Encase your mattress and box spring with a tightly zipped cover so the bed bugs cannot get out. Vacuum the mattress thoroughly and place the vacuumed matter in the garbage outside immediately.
Step #4: Vacuum and Treat the Entire Room
Do a thorough cleaning of the entire room very frequently. Scrub the room to dislodge the eggs. At this time, you can rub or spray neem oil on your bed frame, baseboards, around your windows, and into cracks in your room.
Vacuum and scrub every crevice and potential hiding spot, including wall hangings and other furniture — even your wall paper.
If possible, use steam for a thorough clean. The combination of heat, washing, and vacuuming can be very effective in getting rid of a large majority of these pests.
Step #5: Use Natural Repellents
Trying to remove bed bugs requires a multi-step approach. Besides washing and cleaning, you can also use a natural repellent treatment made specifically for the bedroom or on mattresses. This can include using sachets of lavender or mint, or eucalyptus oil-infused sprays.
Sometimes, the inevitable solution to bed bugs is throwing your mattress out. Bed bugs are stubborn pests that can be quite difficult to exterminate and treat after they hit a certain number in the population. So even if you thoroughly vacuum and treat the room with chemicals, it might be time to get a new mattress.
Essentia is the right choice for keeping bed bugs at bay if you're looking for a new mattress. Essentia mattresses have been extensively tested, and are uniquely impervious to dust allergens, dust mites, and other bed invading bugs — a perfect solution for allergy sufferers as reported by Dr. Robert G. Hamilton of the Johns Hopkins School of Medicine.

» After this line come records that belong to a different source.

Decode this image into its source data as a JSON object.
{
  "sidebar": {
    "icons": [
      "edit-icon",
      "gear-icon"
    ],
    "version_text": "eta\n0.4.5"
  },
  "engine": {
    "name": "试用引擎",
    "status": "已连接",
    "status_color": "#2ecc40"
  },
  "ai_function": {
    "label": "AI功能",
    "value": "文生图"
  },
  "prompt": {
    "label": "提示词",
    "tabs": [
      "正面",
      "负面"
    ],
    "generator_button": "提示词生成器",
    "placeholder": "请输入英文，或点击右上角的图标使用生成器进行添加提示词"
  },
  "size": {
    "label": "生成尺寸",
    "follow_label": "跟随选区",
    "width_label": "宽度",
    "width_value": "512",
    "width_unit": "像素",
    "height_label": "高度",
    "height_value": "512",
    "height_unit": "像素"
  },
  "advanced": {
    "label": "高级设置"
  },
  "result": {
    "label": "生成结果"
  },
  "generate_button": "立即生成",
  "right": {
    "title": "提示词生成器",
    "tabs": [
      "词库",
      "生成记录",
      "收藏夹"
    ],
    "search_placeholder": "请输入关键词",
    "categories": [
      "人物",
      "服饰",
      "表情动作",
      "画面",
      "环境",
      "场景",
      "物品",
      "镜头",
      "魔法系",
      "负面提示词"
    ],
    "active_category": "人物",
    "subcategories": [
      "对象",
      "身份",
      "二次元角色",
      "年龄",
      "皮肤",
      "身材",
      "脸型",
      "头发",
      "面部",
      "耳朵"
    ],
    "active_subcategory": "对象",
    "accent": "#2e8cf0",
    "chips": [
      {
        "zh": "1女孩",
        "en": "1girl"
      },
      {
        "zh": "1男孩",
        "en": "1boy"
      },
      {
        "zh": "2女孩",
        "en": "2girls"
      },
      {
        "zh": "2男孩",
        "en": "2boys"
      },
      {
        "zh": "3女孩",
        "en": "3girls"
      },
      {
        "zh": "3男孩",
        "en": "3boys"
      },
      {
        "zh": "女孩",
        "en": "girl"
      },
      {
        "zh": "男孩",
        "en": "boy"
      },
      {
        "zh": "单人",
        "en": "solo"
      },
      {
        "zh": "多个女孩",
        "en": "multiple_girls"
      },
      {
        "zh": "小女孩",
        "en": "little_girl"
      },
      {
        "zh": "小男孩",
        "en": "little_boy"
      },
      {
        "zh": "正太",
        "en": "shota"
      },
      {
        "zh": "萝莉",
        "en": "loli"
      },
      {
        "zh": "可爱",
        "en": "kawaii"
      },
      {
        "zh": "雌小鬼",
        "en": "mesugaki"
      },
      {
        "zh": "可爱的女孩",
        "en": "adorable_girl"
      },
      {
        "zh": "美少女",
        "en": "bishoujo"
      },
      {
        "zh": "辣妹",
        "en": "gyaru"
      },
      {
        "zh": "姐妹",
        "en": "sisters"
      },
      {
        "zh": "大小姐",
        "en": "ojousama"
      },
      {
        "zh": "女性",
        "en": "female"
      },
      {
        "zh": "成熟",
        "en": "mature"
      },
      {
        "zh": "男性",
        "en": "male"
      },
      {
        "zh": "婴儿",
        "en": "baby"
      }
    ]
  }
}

Essentia’s performance-focused collection of mattresses also help you sleep at cooler temperatures all throughout the night, which means there’s less chance of your body overheating and your mattress attracting these heat-seeking pests. Learn more about the Essentia difference and how we help you get the rest you deserve.